Problem details:
Search the data below for "Convertir"; list each line that holds it.

Records from a data source:

• • • •

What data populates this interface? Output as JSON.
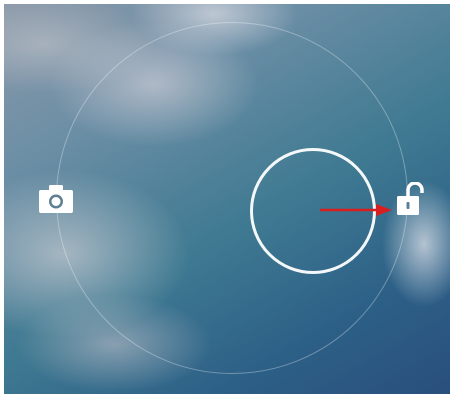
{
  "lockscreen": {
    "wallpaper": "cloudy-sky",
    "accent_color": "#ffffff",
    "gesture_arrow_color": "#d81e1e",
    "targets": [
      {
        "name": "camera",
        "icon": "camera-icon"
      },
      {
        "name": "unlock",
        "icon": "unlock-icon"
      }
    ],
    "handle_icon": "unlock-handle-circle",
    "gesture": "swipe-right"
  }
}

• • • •

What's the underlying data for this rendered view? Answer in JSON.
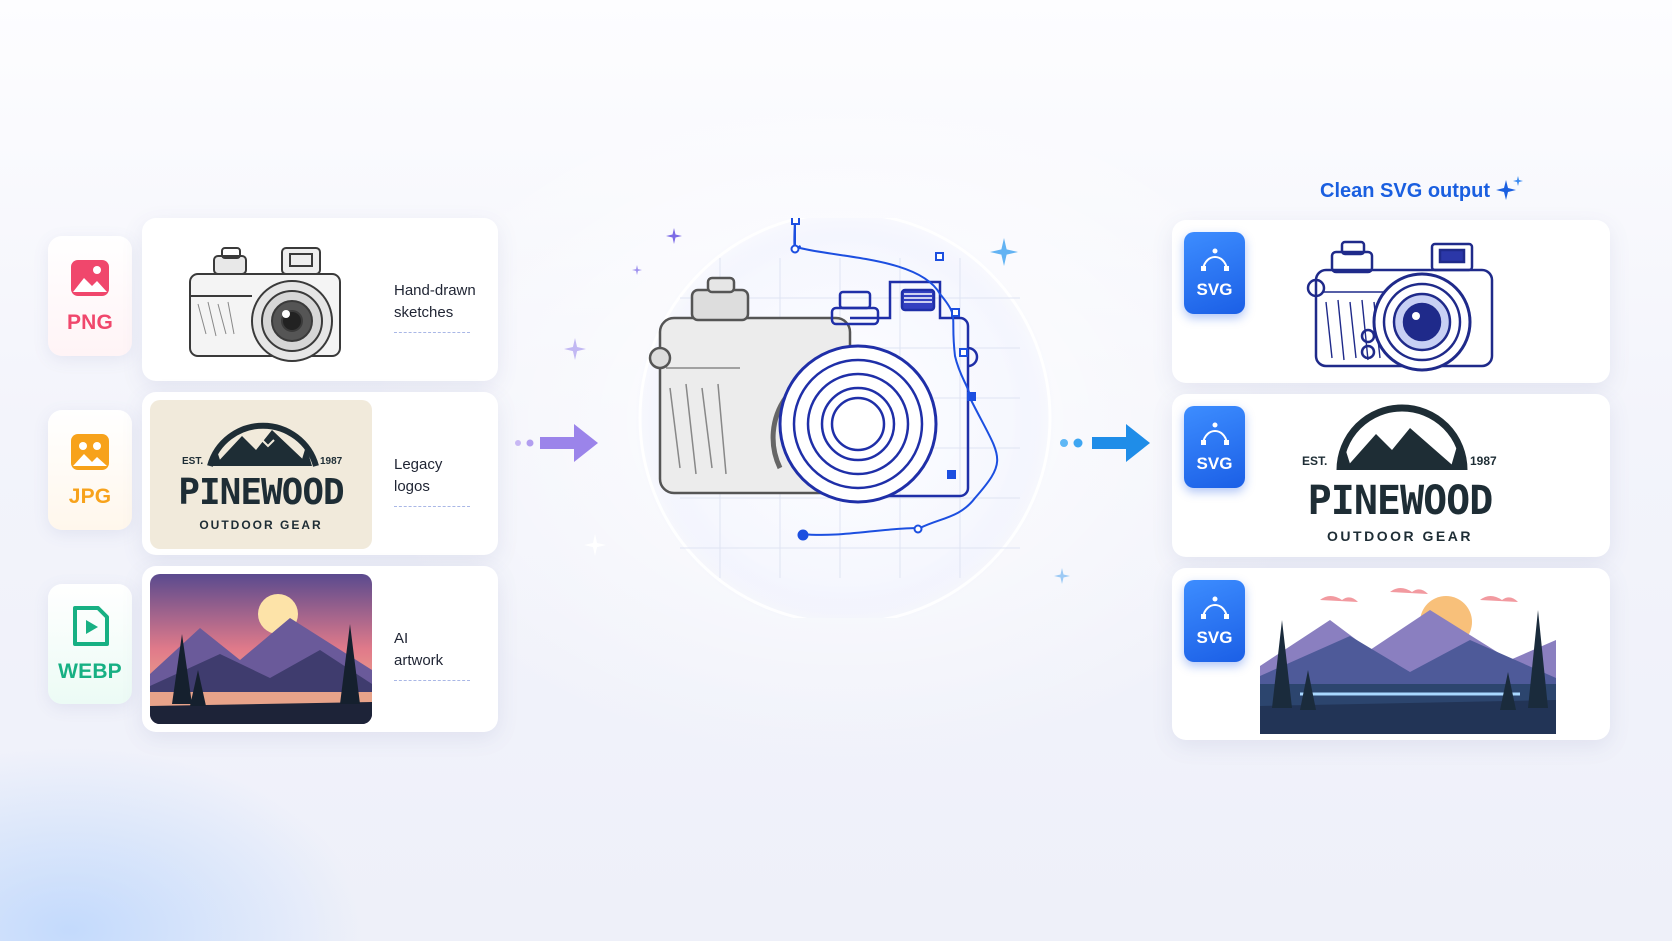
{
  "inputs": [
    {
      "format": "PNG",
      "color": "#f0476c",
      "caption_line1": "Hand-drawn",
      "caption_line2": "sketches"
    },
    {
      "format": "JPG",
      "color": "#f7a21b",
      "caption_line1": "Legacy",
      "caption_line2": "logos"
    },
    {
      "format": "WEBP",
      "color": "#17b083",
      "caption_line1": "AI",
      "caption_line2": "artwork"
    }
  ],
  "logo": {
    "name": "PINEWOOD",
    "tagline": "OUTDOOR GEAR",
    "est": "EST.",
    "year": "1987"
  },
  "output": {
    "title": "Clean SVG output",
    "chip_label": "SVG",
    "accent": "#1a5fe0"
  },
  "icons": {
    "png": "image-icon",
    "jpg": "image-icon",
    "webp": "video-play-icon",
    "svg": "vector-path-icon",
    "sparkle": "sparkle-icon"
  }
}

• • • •

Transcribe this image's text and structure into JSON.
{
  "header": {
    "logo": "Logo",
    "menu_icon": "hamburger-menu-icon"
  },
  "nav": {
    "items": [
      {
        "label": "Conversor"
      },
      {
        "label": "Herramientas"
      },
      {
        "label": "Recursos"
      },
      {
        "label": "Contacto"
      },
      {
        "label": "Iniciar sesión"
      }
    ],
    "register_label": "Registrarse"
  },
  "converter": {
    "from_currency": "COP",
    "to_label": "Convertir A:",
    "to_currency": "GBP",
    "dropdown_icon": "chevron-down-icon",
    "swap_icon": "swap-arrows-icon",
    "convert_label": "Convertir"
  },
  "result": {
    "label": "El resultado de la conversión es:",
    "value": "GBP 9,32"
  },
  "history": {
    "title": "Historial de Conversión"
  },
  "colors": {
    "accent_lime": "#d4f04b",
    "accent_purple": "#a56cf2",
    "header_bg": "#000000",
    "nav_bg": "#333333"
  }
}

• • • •

Response:
    "to_label": "Convertir A:",
    "convert_label": "Convertir"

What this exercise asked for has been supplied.